**What the task requires**.
Reproduce, without alteration, every line of the data; exclude the images.

**Record excerpts**.

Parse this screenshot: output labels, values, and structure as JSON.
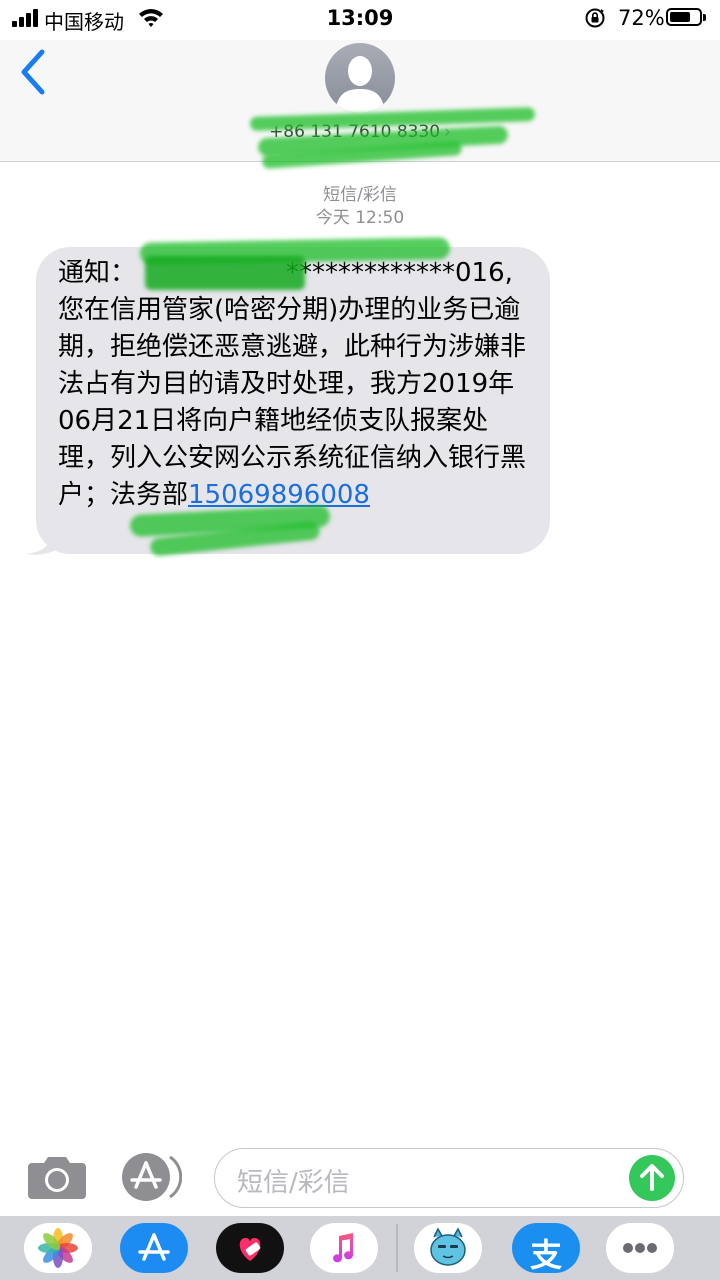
{
  "status": {
    "carrier": "中国移动",
    "time": "13:09",
    "battery": "72%",
    "battery_level": 0.72
  },
  "header": {
    "contact": "+86 131 7610 8330",
    "chevron": "›"
  },
  "conversation": {
    "kind": "短信/彩信",
    "timestamp": "今天 12:50",
    "message": {
      "prefix": "通知：",
      "masked": "*************016,",
      "body": "您在信用管家(哈密分期)办理的业务已逾期，拒绝偿还恶意逃避，此种行为涉嫌非法占有为目的请及时处理，我方2019年06月21日将向户籍地经侦支队报案处理，列入公安网公示系统征信纳入银行黑户；法务部",
      "phone_link": "15069896008"
    }
  },
  "input": {
    "placeholder": "短信/彩信"
  },
  "drawer": {
    "apps": [
      {
        "name": "photos-app-icon"
      },
      {
        "name": "app-store-app-icon"
      },
      {
        "name": "digital-touch-app-icon"
      },
      {
        "name": "music-app-icon"
      },
      {
        "name": "sticker-app-icon"
      },
      {
        "name": "alipay-app-icon",
        "glyph": "支"
      },
      {
        "name": "more-apps-icon"
      }
    ]
  },
  "colors": {
    "accent_blue": "#1a7cf5",
    "bubble_gray": "#e5e5ea",
    "send_green": "#34c759",
    "redaction_green": "#22c033"
  }
}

**Exercise answer**.
Parse this screenshot: output labels, values, and structure as JSON.
{
  "status": {
    "carrier": "中国移动",
    "time": "13:09",
    "battery": "72%",
    "battery_level": 0.72
  },
  "header": {
    "contact": "+86 131 7610 8330",
    "chevron": "›"
  },
  "conversation": {
    "kind": "短信/彩信",
    "timestamp": "今天 12:50",
    "message": {
      "prefix": "通知：",
      "masked": "*************016,",
      "body": "您在信用管家(哈密分期)办理的业务已逾期，拒绝偿还恶意逃避，此种行为涉嫌非法占有为目的请及时处理，我方2019年06月21日将向户籍地经侦支队报案处理，列入公安网公示系统征信纳入银行黑户；法务部",
      "phone_link": "15069896008"
    }
  },
  "input": {
    "placeholder": "短信/彩信"
  },
  "drawer": {
    "apps": [
      {
        "name": "photos-app-icon"
      },
      {
        "name": "app-store-app-icon"
      },
      {
        "name": "digital-touch-app-icon"
      },
      {
        "name": "music-app-icon"
      },
      {
        "name": "sticker-app-icon"
      },
      {
        "name": "alipay-app-icon",
        "glyph": "支"
      },
      {
        "name": "more-apps-icon"
      }
    ]
  },
  "colors": {
    "accent_blue": "#1a7cf5",
    "bubble_gray": "#e5e5ea",
    "send_green": "#34c759",
    "redaction_green": "#22c033"
  }
}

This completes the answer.